Today Arsalan has left SOS, according to his twin brother Adnan. He sleeps in a sheesha store because he grew tired of running the shwarma machine. He no longer believes in school or music. This shouldn’t be his life.

I have always been told that we should all do our part in giving back to Pakistan in the little way that we can. Changing the education system and removing corruption are all noble feats but if we can’t help the lives around us, what is the point? I cannot help Arsalan alone. I want to be able to give him options he can get excited about. I want to help him fulfill his dream of singing with a band. We can all put our minds together to help him out of the rubble. His story isn’t over; we can change it.

Published in The Express Tribune, January 10th, 2012.

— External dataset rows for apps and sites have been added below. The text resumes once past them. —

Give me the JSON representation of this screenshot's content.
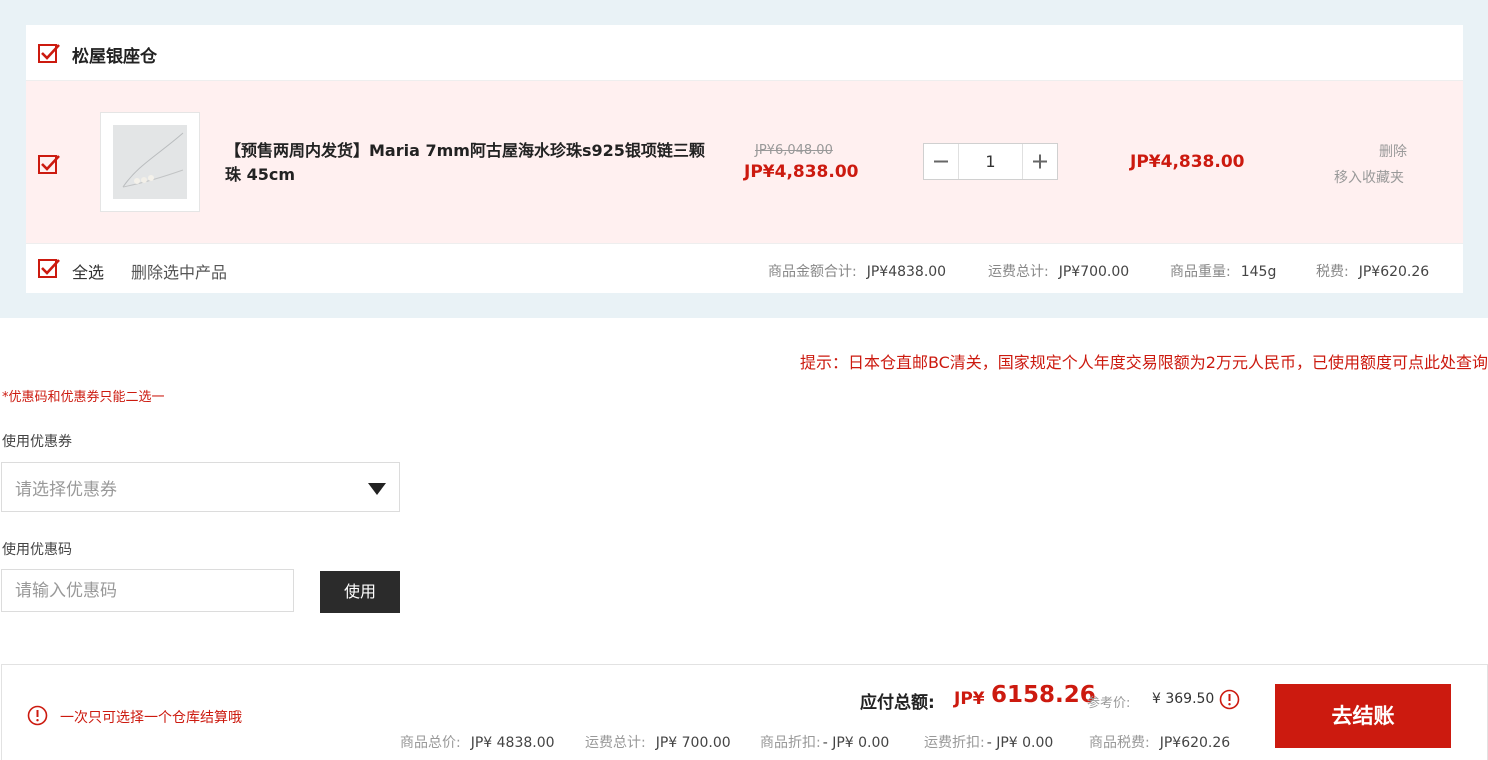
{
  "cart": {
    "warehouse_name": "松屋银座仓",
    "item": {
      "title": "【预售两周内发货】Maria 7mm阿古屋海水珍珠s925银项链三颗珠 45cm",
      "original_price": "JP¥6,048.00",
      "sale_price": "JP¥4,838.00",
      "quantity": "1",
      "subtotal": "JP¥4,838.00",
      "delete_label": "删除",
      "favorite_label": "移入收藏夹"
    },
    "footer": {
      "select_all": "全选",
      "delete_selected": "删除选中产品",
      "goods_total_label": "商品金额合计:",
      "goods_total_value": "JP¥4838.00",
      "shipping_label": "运费总计:",
      "shipping_value": "JP¥700.00",
      "weight_label": "商品重量:",
      "weight_value": "145g",
      "tax_label": "税费:",
      "tax_value": "JP¥620.26"
    }
  },
  "notice": "提示：日本仓直邮BC清关，国家规定个人年度交易限额为2万元人民币，已使用额度可点此处查询",
  "coupon": {
    "note": "*优惠码和优惠券只能二选一",
    "coupon_label": "使用优惠券",
    "coupon_placeholder": "请选择优惠券",
    "code_label": "使用优惠码",
    "code_placeholder": "请输入优惠码",
    "use_button": "使用"
  },
  "checkout": {
    "warning": "一次只可选择一个仓库结算哦",
    "payable_label": "应付总额:",
    "payable_currency": "JP¥",
    "payable_amount": "6158.26",
    "reference_label": "参考价:",
    "reference_value": "¥ 369.50",
    "breakdown": [
      {
        "label": "商品总价:",
        "value": "JP¥ 4838.00"
      },
      {
        "label": "运费总计:",
        "value": "JP¥ 700.00"
      },
      {
        "label": "商品折扣:",
        "value": "- JP¥ 0.00"
      },
      {
        "label": "运费折扣:",
        "value": "- JP¥ 0.00"
      },
      {
        "label": "商品税费:",
        "value": "JP¥620.26"
      }
    ],
    "button": "去结账"
  },
  "colors": {
    "accent": "#cc1a0f",
    "panel_bg": "#e9f2f6",
    "item_bg": "#fff0f0"
  }
}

Facebook Conversations

Reader Comments (10)

  • Reader
    Jan 10, 2012 - 1:03AM

    You can write. InshaAllah we will soon live in a Pakistan in which Arsalan has the luxury of chasing his dreams.Recommend

  • Falcon
    Jan 10, 2012 - 1:16AM

    An inspiring and insightful story. I think there is an Arsalan in all of us. On that note, it would have been good to see your thoughts on what could be done to help him. Will getting him a break with one of the music bands do?


  • hazrat wali kakar
    Jan 10, 2012 - 1:17AM

    daer anna , it is source of excitement and inspiration for all us to serve the humanity free of cast.there you are talking about only Arslan that you know only but her our society is having many hundreds same story.in the last if we work as team for humanity devotedly insha allah we will get ride from it soon.best of luck.Recommend

  • Pakistani
    Jan 10, 2012 - 1:25AM

    I too volunteered at SOS village along with a couple of friends. While I may add, I may also have done it for the wrong reasons i.e. To socialize with the opposite sex and to get the certificate for my university admissions, it introduced to me a whole new dimension. Infact, it has instilled in me a passion to help the unfortunate.


  • wat da ef
    Jan 10, 2012 - 1:55AM

    Oh its so heart wrenching :( ….I wish I could do something for him..I m an undergraduate student from karachi…I would atleast talk to him or just hug him if I were in lahore…….

    loads of love and may God always protect him ….( amen)


  • 27
    Jan 10, 2012 - 5:14AM

    Beautifully written! Maybe after these elections Pakistan can become a platform for growing for people like Arsalan rather than a platform for corruption.


  • Jan 10, 2012 - 11:46AM

    Can’t we get this message across to the bands like strings or maybe Shehzad Roy, who might volunteer to get students from SOS village and train them in this field if they have interest. Once out of school they could work on their passion after work and might make some extra money. I am sure a lot could be done in this regard.


  • Anna Khan
    Jan 10, 2012 - 2:52PM

    If anyone has any interesting job opportunities for Arsalan, please get in touch with me. Also, if you have any links to the music industry I would love to give him some options. I was thinking a gig with coke studio would be a dream come true for him. Suggestions please!


  • Usman
    Jan 10, 2012 - 9:37PM

    There was nothing new point adressed in this stroy. Pakistan is FULL of such cases. Anna Khan and we all need to find solution of our problems because we all know problem but not solution.


  • Sane Voice
    Jan 10, 2012 - 10:13PM

    You have got the will; you have raised your voice; you have shown your concern; the only thing which is left is; let’s do it!!!


More in Opinion